Without sacrificing a shred of ominousness in her vocal, Morgan King delivers a rather vulnerable performance in her debut single “Mirror Mirror” this summer that has critics around the country abuzz. With a spike in bubbly pop songwriting on the mainstream front, it was only a matter of time before a talented act came around with something a touch darker than the status quo calls for in response to what everyone else is doing – and from what I can tell, King is that act. Her sound has flexible qualities that could be pointed in several different artistic trajectories, but in “Mirror Mirror,” she owns a strain of pop that has been sorely missing from the spotlight for more than a generation.
We start this track feeling like the percussion is about to pull the rug out from under us, but its fragmented groove undeniably precludes the verse from sounding fragile rather than haunting. When King sings, she isn’t stabbing the melody with her words, but instead sewing verses into the fabric of a harmony as to make instrumentation and vocals indistinguishable from one another. This makes the collective strength of the music that much stronger and certainly emphasizes the emotional investment she’s making in every lyric shared here. She’s a first-timer, but she has the fluidity of someone who most definitely has spent a lot of time thinking about how she wants to express herself (and, more importantly, what she wants to put on the table in the first place).

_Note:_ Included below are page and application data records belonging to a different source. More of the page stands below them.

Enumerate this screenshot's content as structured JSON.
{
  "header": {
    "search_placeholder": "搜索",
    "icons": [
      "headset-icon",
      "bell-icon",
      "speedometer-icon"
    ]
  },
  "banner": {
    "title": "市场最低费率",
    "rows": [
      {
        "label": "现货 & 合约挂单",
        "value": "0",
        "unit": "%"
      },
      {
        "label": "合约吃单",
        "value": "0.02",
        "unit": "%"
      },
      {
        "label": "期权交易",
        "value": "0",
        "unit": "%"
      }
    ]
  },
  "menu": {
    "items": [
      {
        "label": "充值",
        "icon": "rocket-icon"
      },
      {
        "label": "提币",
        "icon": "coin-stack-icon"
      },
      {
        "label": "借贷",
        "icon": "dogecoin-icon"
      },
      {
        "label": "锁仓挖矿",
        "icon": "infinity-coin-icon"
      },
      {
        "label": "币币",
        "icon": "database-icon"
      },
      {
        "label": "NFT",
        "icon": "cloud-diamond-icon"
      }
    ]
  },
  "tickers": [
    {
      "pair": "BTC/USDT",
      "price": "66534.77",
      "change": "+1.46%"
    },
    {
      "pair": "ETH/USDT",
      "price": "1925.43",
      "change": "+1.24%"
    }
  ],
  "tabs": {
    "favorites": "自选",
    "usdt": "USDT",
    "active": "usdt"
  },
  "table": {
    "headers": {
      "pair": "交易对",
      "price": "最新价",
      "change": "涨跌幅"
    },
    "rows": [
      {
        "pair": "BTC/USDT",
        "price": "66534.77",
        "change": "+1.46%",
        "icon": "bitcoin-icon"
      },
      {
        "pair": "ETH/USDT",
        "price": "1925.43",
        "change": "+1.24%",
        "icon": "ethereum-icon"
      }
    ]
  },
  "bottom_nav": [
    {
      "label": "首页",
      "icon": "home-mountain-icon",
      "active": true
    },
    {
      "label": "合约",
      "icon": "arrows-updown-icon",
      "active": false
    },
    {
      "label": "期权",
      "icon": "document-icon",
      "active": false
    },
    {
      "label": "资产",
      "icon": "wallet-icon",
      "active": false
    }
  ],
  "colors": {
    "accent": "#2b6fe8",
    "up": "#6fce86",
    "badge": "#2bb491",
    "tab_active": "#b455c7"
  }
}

There is no concentrated climax in “Mirror Mirror,” but instead moments in which the dark melodicism of the music recedes just enough to reveal a hint of optimism in the words. This centers the narrative of the track on unrelenting passion rather than virtuosity of play, which is a lot more fetching if you prefer the thoughtfulness of singer/songwriters over the indulgence of contemporary pop/rock. King is definitely taking some measure of influence from mainstream surreal pop artists like Billie Eilish have been cultivating with enormous success, but hers is an odyssey guided more by reflection than it ever will be commentary. This separates her from a lot of lackluster forces on the commercial side of the dial, and even those currently winning great critical favor.
I hear a lot of potential in Morgan King’s sound in “Mirror Mirror,” and as long as she stays focused on developing her vocal more than her production style or cosmetics alone, I believe she’s going to experience continuous praise from the media and fans the same this year. There’s no denying that she has a lot in common with the elite class of Gen-Z and Millennial songwriters disinterested in replaying the same formulaic concepts their forerunners did, but I don’t see her sound evolving as slowly as a lot of her peers’ will. She’s off to a really amazing start in “Mirror Mirror,” and I hope to hear her follow-up with something just as spellbinding before the summer has come to an end.